Only the lines containing "text" belong in the answer; find them in the material below.

-- DATA EXCERPTS follows --

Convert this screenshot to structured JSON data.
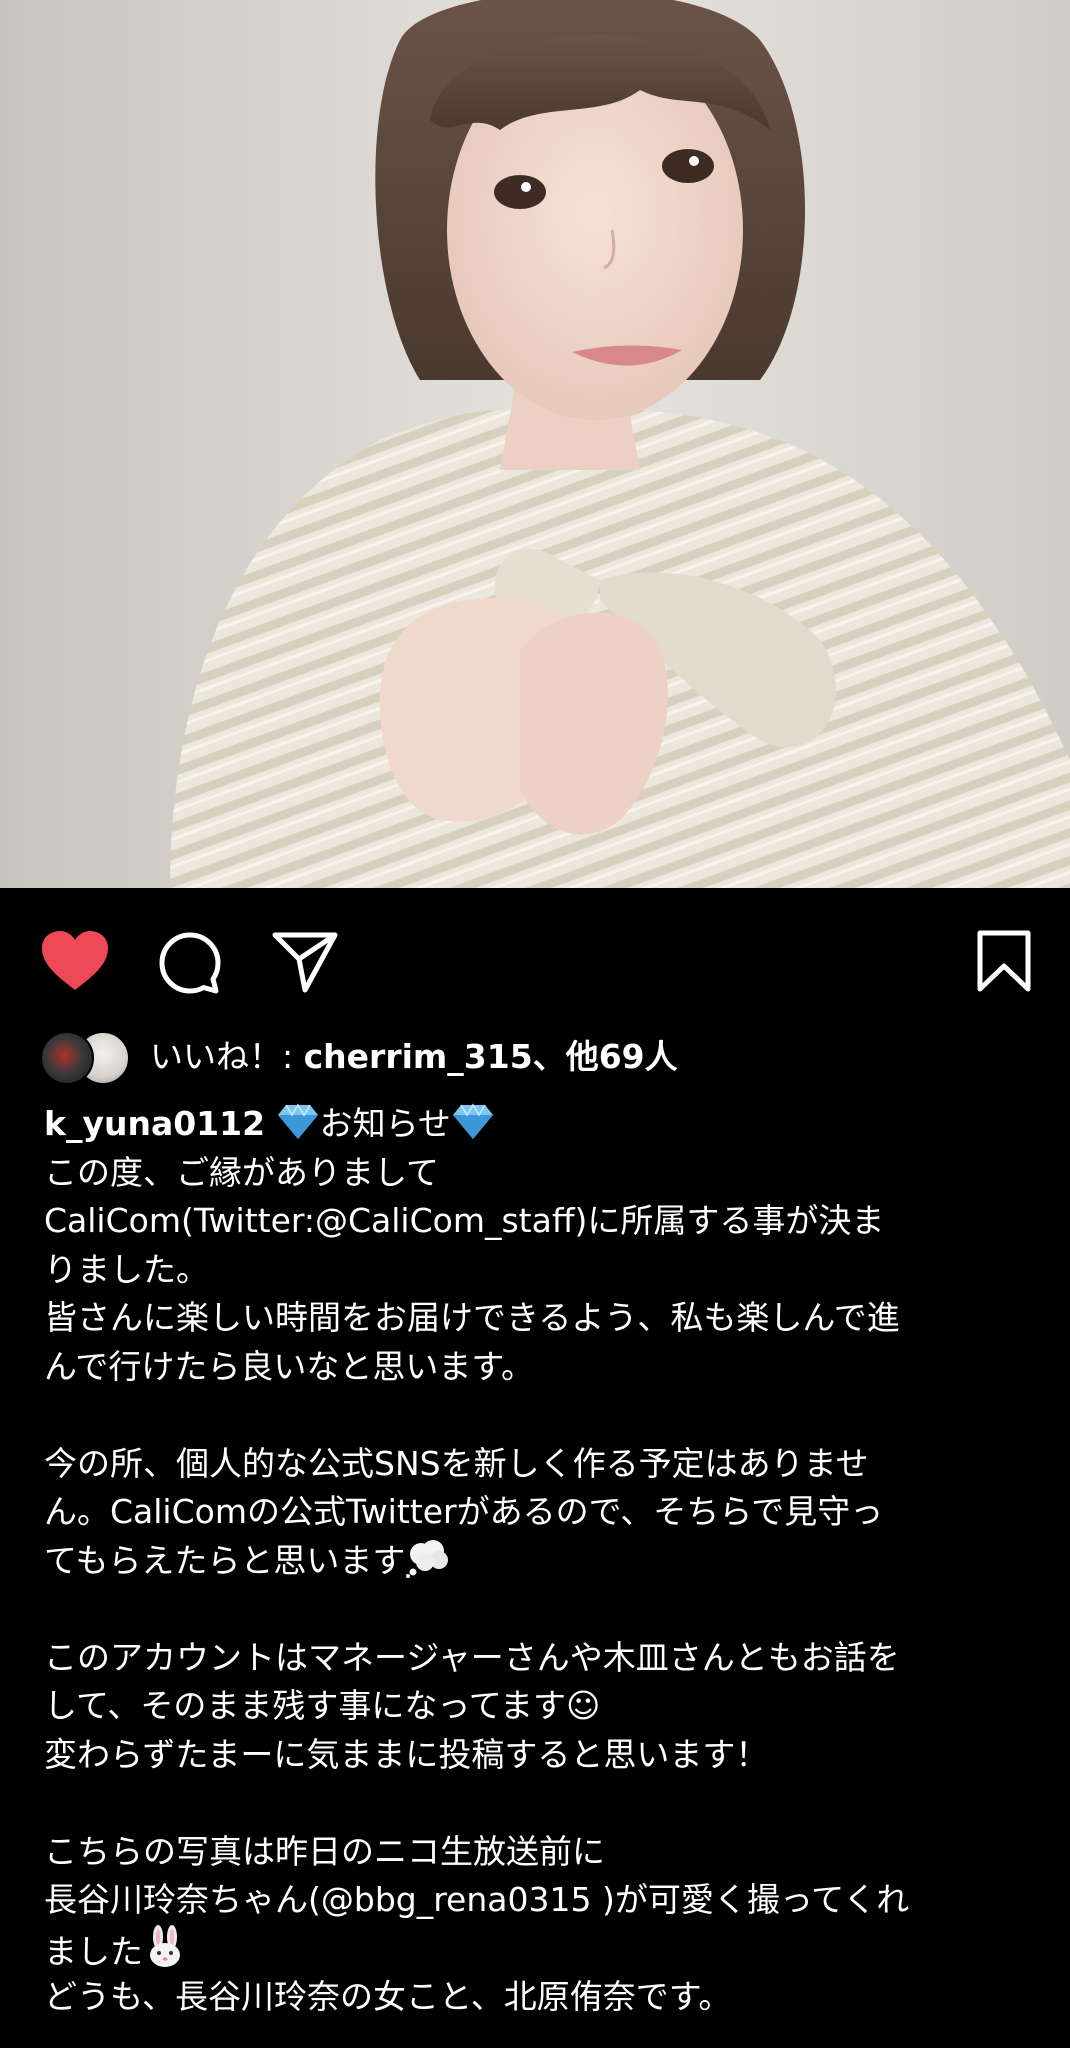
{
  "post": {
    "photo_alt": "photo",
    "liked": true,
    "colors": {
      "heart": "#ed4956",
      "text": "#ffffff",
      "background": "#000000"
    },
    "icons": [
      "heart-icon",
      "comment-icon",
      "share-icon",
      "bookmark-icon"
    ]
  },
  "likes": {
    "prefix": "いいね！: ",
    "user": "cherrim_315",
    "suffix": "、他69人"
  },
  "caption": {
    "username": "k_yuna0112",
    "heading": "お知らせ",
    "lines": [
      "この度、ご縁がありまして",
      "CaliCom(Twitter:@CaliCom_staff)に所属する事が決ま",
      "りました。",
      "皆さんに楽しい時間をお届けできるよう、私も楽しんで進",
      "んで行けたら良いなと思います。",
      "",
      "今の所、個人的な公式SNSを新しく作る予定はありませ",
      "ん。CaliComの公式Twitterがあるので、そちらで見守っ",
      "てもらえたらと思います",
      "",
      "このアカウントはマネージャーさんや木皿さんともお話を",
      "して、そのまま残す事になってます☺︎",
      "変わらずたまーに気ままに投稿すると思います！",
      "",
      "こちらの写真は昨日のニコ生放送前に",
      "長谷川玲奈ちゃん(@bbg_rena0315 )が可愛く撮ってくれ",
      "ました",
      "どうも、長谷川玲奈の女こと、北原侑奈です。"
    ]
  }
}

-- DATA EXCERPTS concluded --
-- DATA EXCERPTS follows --

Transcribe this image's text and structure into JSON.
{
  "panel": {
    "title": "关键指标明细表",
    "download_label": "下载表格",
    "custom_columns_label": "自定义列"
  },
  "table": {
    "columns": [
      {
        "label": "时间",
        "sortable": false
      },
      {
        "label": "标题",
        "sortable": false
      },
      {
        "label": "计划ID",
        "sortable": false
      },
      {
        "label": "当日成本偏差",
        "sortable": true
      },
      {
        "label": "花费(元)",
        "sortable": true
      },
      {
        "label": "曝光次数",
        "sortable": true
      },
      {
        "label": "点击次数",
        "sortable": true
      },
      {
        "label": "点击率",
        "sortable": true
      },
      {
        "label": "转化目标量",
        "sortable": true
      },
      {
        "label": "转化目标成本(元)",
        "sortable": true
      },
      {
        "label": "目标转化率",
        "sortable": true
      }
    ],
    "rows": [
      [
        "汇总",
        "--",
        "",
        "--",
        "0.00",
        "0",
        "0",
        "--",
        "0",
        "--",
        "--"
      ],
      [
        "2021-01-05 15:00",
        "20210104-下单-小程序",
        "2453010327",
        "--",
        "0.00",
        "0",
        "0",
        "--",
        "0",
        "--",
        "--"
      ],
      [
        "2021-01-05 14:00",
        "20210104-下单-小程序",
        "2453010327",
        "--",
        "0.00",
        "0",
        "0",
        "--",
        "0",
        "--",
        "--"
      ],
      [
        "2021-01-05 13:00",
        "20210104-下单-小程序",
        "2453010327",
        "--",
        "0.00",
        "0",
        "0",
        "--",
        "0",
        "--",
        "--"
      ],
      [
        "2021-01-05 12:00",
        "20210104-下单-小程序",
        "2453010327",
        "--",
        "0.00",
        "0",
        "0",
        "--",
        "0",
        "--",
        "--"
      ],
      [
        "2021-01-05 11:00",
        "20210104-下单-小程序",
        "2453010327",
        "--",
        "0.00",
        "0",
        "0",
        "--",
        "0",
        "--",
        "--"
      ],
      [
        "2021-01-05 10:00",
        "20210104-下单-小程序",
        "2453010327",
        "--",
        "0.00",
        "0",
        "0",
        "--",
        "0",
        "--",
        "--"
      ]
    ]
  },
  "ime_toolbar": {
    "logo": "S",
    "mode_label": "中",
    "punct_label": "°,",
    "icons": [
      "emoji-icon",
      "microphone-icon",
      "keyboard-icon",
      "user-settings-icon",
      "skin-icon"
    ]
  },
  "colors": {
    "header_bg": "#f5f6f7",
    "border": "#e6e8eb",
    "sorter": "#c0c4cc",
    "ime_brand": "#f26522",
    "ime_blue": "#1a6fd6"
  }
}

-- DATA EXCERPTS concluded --

● RESPONSE TO THIS EXERCISE:
      "text": "#ffffff",
Transcribe this image's text and structure into JSON.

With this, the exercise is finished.